The problem =>
Retype the records in full, and please keep the pictures out of the copy.

Records for this task =>
○ ○ ○ ○ ○ ○ ○

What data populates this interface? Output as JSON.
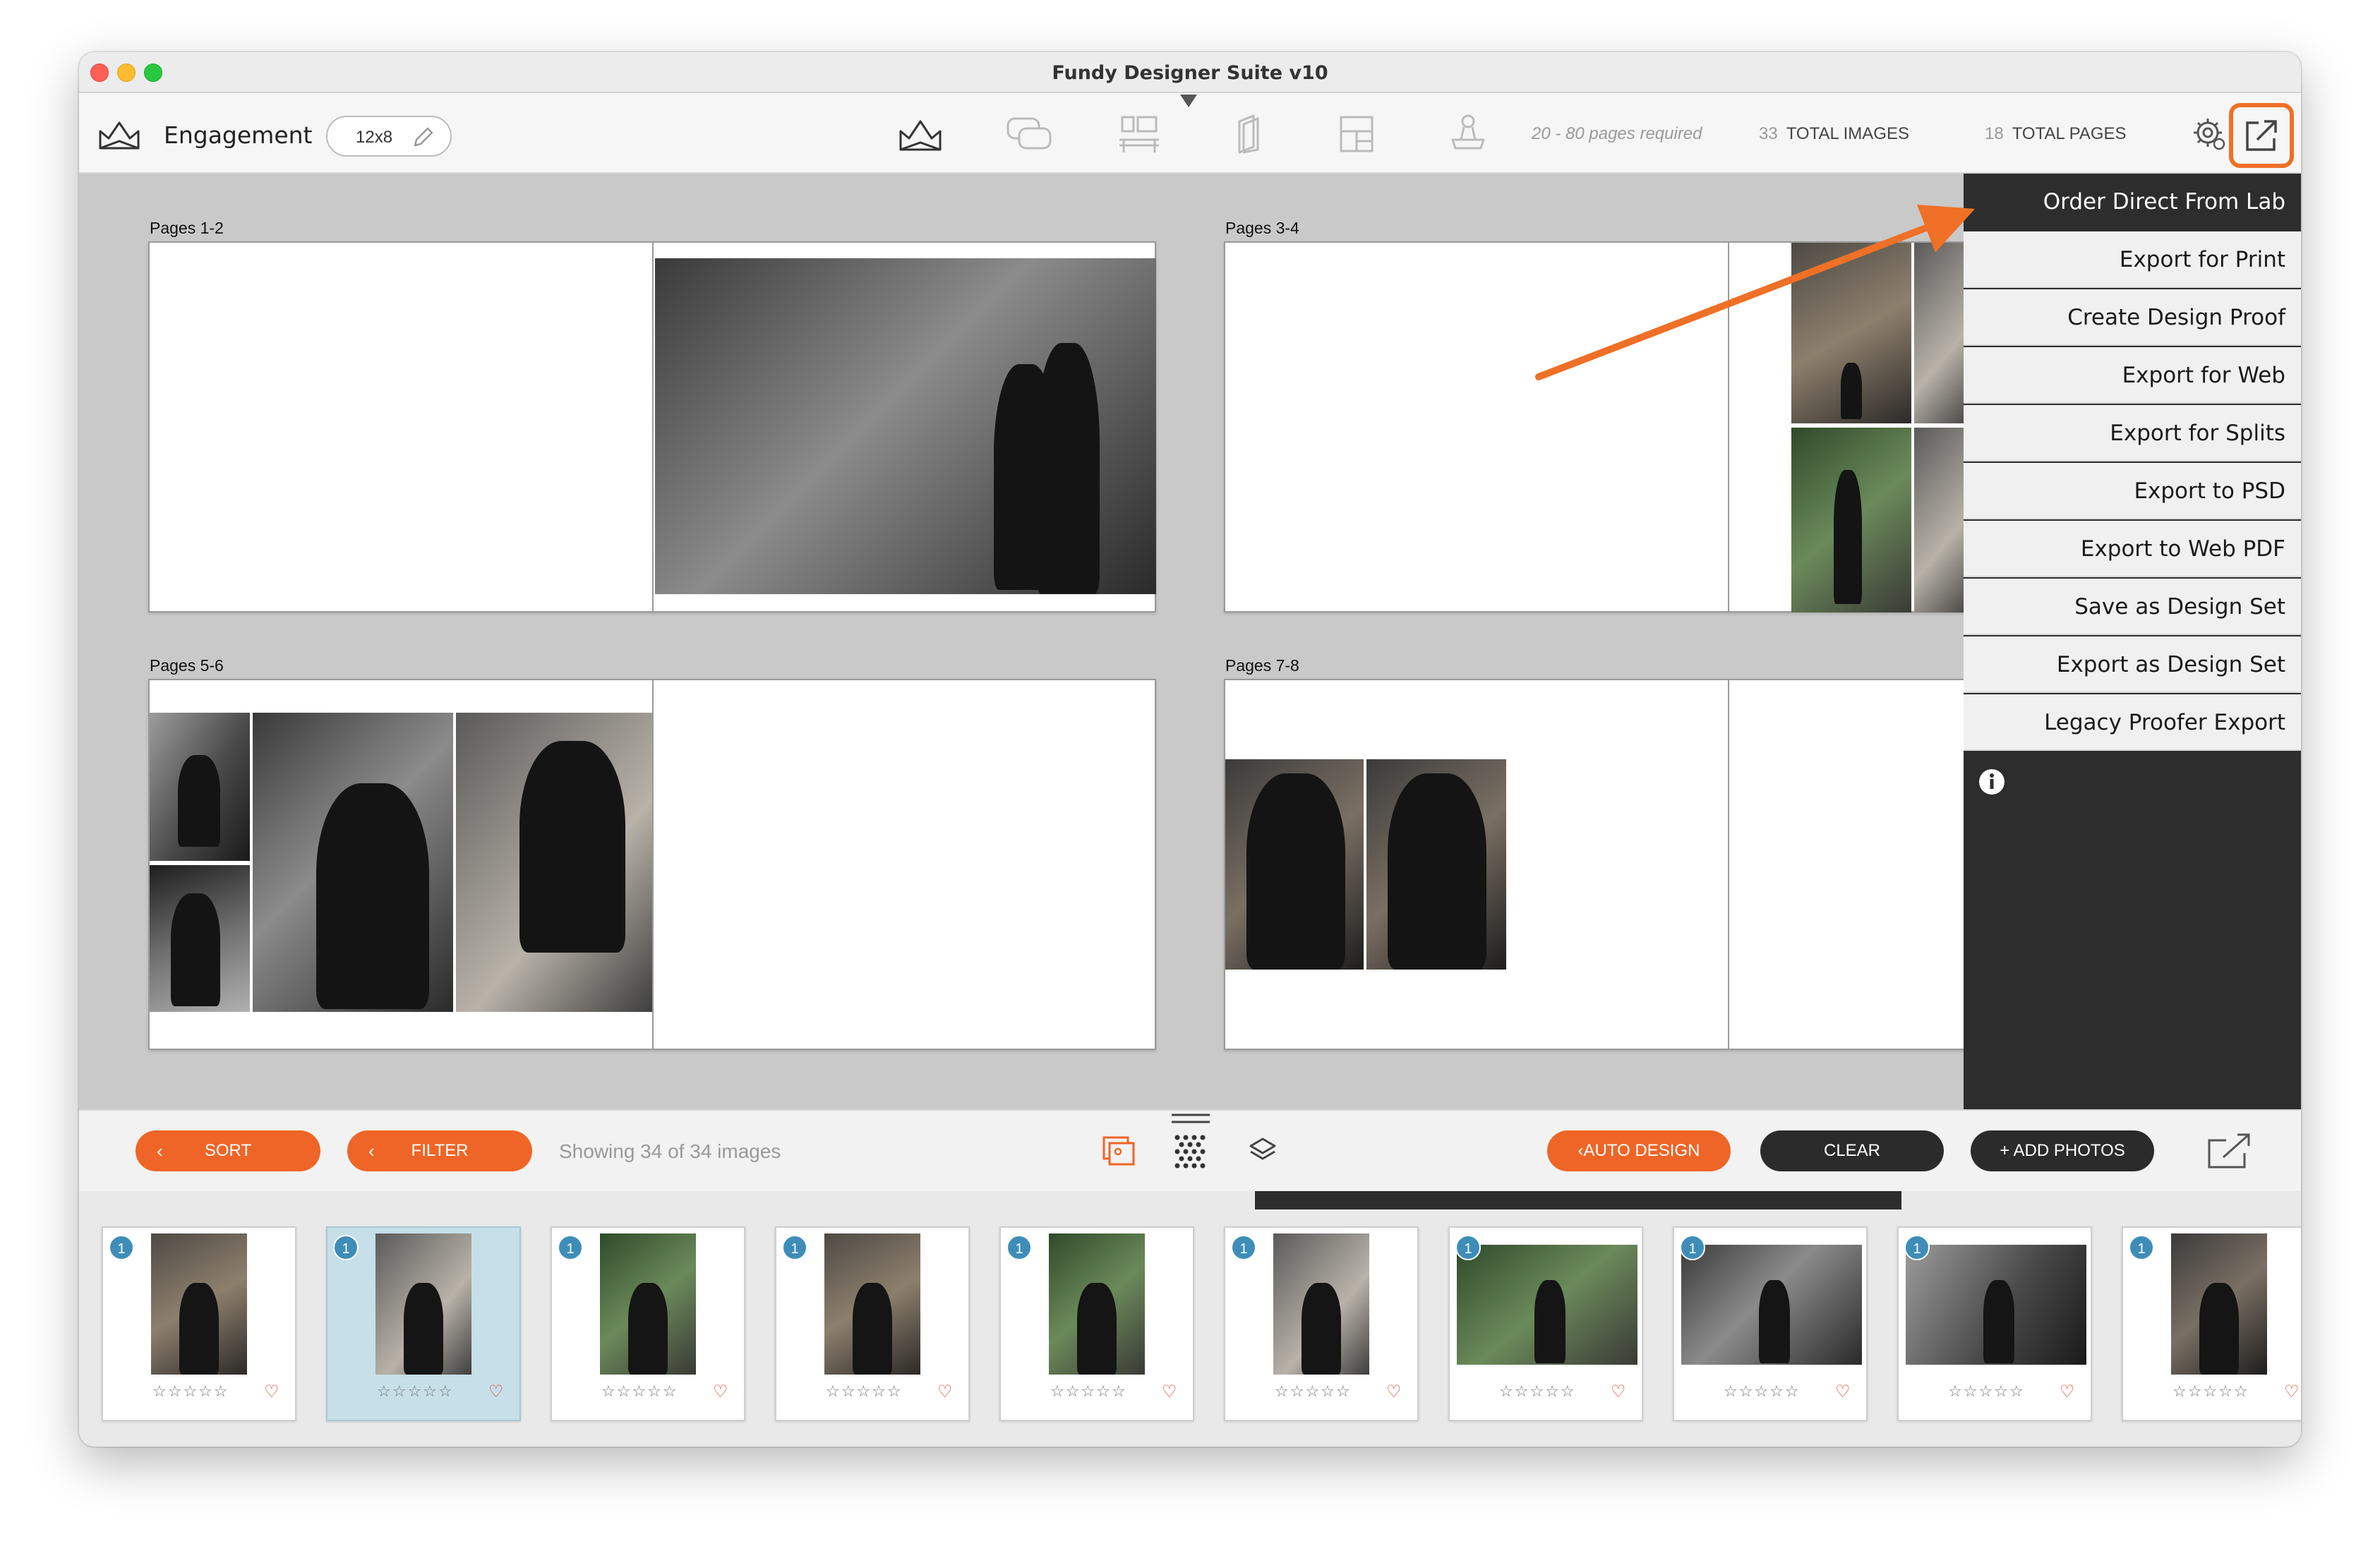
{
  "window": {
    "title": "Fundy Designer Suite v10"
  },
  "toolbar": {
    "project_name": "Engagement",
    "size_label": "12x8",
    "pages_required": "20 - 80 pages required",
    "total_images_count": "33",
    "total_images_label": "TOTAL IMAGES",
    "total_pages_count": "18",
    "total_pages_label": "TOTAL PAGES",
    "tools": [
      "album-icon",
      "proof-chat-icon",
      "wall-art-icon",
      "cards-icon",
      "layout-icon",
      "stamp-icon"
    ]
  },
  "spreads": [
    {
      "label": "Pages 1-2"
    },
    {
      "label": "Pages 3-4"
    },
    {
      "label": "Pages 5-6"
    },
    {
      "label": "Pages 7-8"
    }
  ],
  "export_menu": {
    "items": [
      "Order Direct From Lab",
      "Export for Print",
      "Create Design Proof",
      "Export for Web",
      "Export for Splits",
      "Export to PSD",
      "Export to Web PDF",
      "Save as Design Set",
      "Export as Design Set",
      "Legacy Proofer Export"
    ],
    "active_index": 0
  },
  "action_bar": {
    "sort_label": "SORT",
    "filter_label": "FILTER",
    "showing_text": "Showing 34 of 34 images",
    "auto_design_label": "AUTO DESIGN",
    "clear_label": "CLEAR",
    "add_photos_label": "+ ADD PHOTOS"
  },
  "filmstrip": {
    "thumbnails": [
      {
        "badge": "1",
        "stars": "☆☆☆☆☆",
        "heart": "♡"
      },
      {
        "badge": "1",
        "stars": "☆☆☆☆☆",
        "heart": "♡"
      },
      {
        "badge": "1",
        "stars": "☆☆☆☆☆",
        "heart": "♡"
      },
      {
        "badge": "1",
        "stars": "☆☆☆☆☆",
        "heart": "♡"
      },
      {
        "badge": "1",
        "stars": "☆☆☆☆☆",
        "heart": "♡"
      },
      {
        "badge": "1",
        "stars": "☆☆☆☆☆",
        "heart": "♡"
      },
      {
        "badge": "1",
        "stars": "☆☆☆☆☆",
        "heart": "♡"
      },
      {
        "badge": "1",
        "stars": "☆☆☆☆☆",
        "heart": "♡"
      },
      {
        "badge": "1",
        "stars": "☆☆☆☆☆",
        "heart": "♡"
      },
      {
        "badge": "1",
        "stars": "☆☆☆☆☆",
        "heart": "♡"
      }
    ],
    "selected_index": 1
  },
  "colors": {
    "accent_orange": "#ef6527",
    "highlight_orange": "#ef7026",
    "menu_dark": "#2d2d2d",
    "badge_blue": "#3e8db8"
  }
}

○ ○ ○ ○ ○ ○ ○

Answer to this problem =>
What data populates this interface? Output as JSON.
{
  "window": {
    "title": "Fundy Designer Suite v10"
  },
  "toolbar": {
    "project_name": "Engagement",
    "size_label": "12x8",
    "pages_required": "20 - 80 pages required",
    "total_images_count": "33",
    "total_images_label": "TOTAL IMAGES",
    "total_pages_count": "18",
    "total_pages_label": "TOTAL PAGES",
    "tools": [
      "album-icon",
      "proof-chat-icon",
      "wall-art-icon",
      "cards-icon",
      "layout-icon",
      "stamp-icon"
    ]
  },
  "spreads": [
    {
      "label": "Pages 1-2"
    },
    {
      "label": "Pages 3-4"
    },
    {
      "label": "Pages 5-6"
    },
    {
      "label": "Pages 7-8"
    }
  ],
  "export_menu": {
    "items": [
      "Order Direct From Lab",
      "Export for Print",
      "Create Design Proof",
      "Export for Web",
      "Export for Splits",
      "Export to PSD",
      "Export to Web PDF",
      "Save as Design Set",
      "Export as Design Set",
      "Legacy Proofer Export"
    ],
    "active_index": 0
  },
  "action_bar": {
    "sort_label": "SORT",
    "filter_label": "FILTER",
    "showing_text": "Showing 34 of 34 images",
    "auto_design_label": "AUTO DESIGN",
    "clear_label": "CLEAR",
    "add_photos_label": "+ ADD PHOTOS"
  },
  "filmstrip": {
    "thumbnails": [
      {
        "badge": "1",
        "stars": "☆☆☆☆☆",
        "heart": "♡"
      },
      {
        "badge": "1",
        "stars": "☆☆☆☆☆",
        "heart": "♡"
      },
      {
        "badge": "1",
        "stars": "☆☆☆☆☆",
        "heart": "♡"
      },
      {
        "badge": "1",
        "stars": "☆☆☆☆☆",
        "heart": "♡"
      },
      {
        "badge": "1",
        "stars": "☆☆☆☆☆",
        "heart": "♡"
      },
      {
        "badge": "1",
        "stars": "☆☆☆☆☆",
        "heart": "♡"
      },
      {
        "badge": "1",
        "stars": "☆☆☆☆☆",
        "heart": "♡"
      },
      {
        "badge": "1",
        "stars": "☆☆☆☆☆",
        "heart": "♡"
      },
      {
        "badge": "1",
        "stars": "☆☆☆☆☆",
        "heart": "♡"
      },
      {
        "badge": "1",
        "stars": "☆☆☆☆☆",
        "heart": "♡"
      }
    ],
    "selected_index": 1
  },
  "colors": {
    "accent_orange": "#ef6527",
    "highlight_orange": "#ef7026",
    "menu_dark": "#2d2d2d",
    "badge_blue": "#3e8db8"
  }
}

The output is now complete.